Spirit is often thought of as the “breath of life” or one’s inner self. Our spiritual life is how we interact with people and environments. Perhaps, spirit can be considered our motivation for connecting to the world around us, to nature, to others, and to ourselves.
Our spirit is the lens through which we process and internalize the world around us. When we connect at a spiritual level through wonder, curiosity, and imagination, our personal narrative is woven into the narrative of others and the environments we interact with. When we seek to educate ourselves about these relationships, our spirit is activated, and we discover a deep sense of belonging.
While spirit is our individual identity, spirituality is the expression of our identity in relationship with things outside ourselves. Spirituality materializes as an outward representation or expression of the inward, relational connections that we have experienced. Spirituality is, in essence, a response to relationship.

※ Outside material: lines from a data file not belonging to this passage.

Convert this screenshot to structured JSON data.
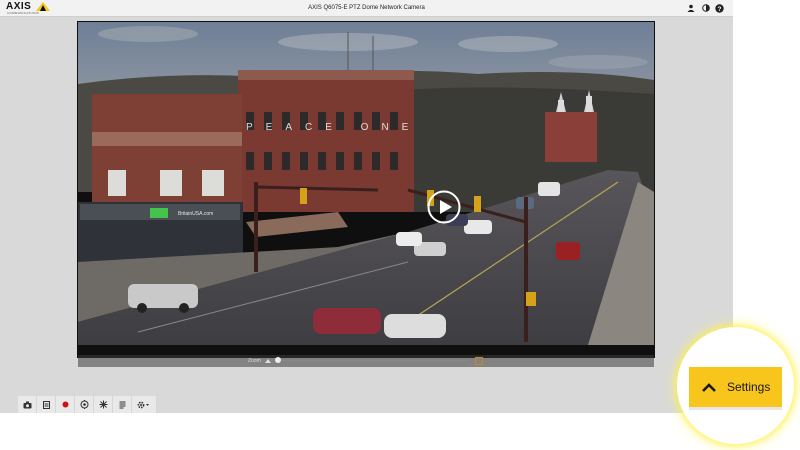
{
  "header": {
    "logo_text": "AXIS",
    "logo_subtext": "COMMUNICATIONS",
    "camera_title": "AXIS Q6075-E PTZ Dome Network Camera",
    "icons": [
      "user-icon",
      "contrast-icon",
      "help-icon"
    ]
  },
  "video": {
    "building_sign": "PEACE ONE",
    "storefront_sign": "BritainUSA.com",
    "zoom_label": "Zoom",
    "zoom_level": 0.0
  },
  "toolbar": {
    "icons": [
      "camera-snapshot-icon",
      "save-icon",
      "record-icon",
      "ptz-icon",
      "focus-icon",
      "stream-icon",
      "settings-gear-dropdown-icon"
    ]
  },
  "settings": {
    "label": "Settings"
  },
  "colors": {
    "accent": "#f7c51c",
    "record": "#d0101a",
    "background": "#d9d9d9"
  }
}
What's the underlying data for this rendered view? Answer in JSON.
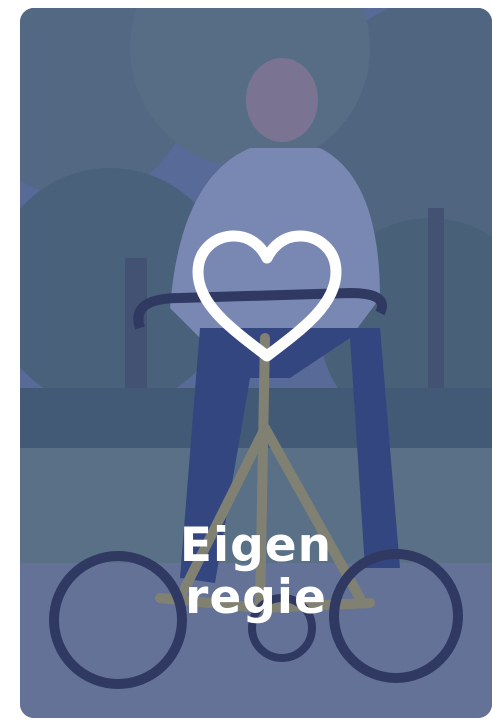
{
  "card": {
    "title_line1": "Eigen",
    "title_line2": "regie",
    "icon": "heart-outline-icon",
    "overlay_color": "#3a4c96",
    "text_color": "#ffffff"
  }
}
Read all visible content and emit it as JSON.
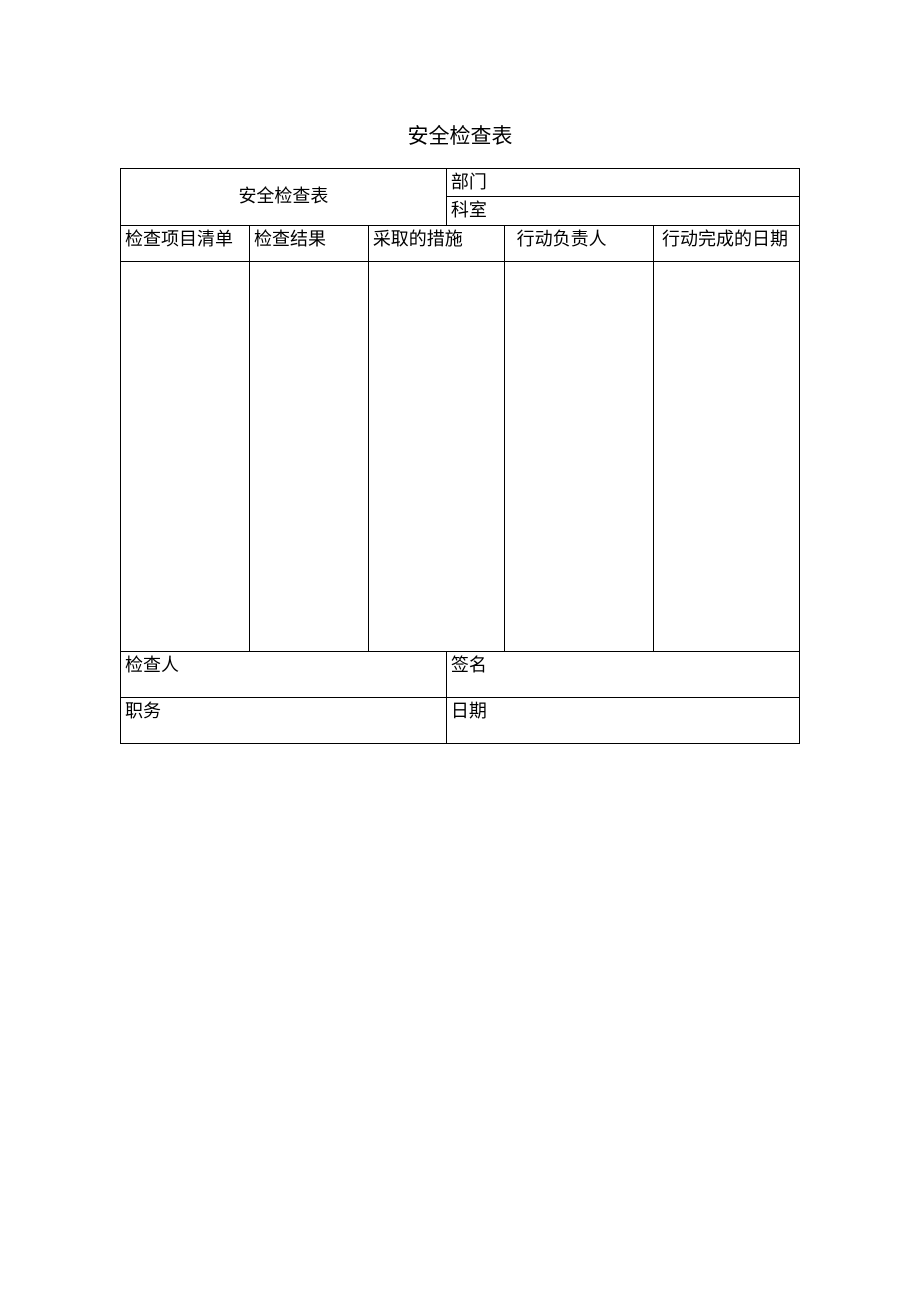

Teachers can express their spirituality through their relationships with students and educational environments. Perhaps spiritual preparation inspires teachers to learn new ways to respond actively and creatively to their students’ needs. Montessori calls this responsive expression a “spiritual ascent” leading to “a new kind of love” (The Absorbent Mind, p. 277 & 282). I wonder if this new love can be considered the spirit, the very breath, that guides teachers toward thoughtful and intentional responses within the relationships they experience with themselves, their students, and the world around them.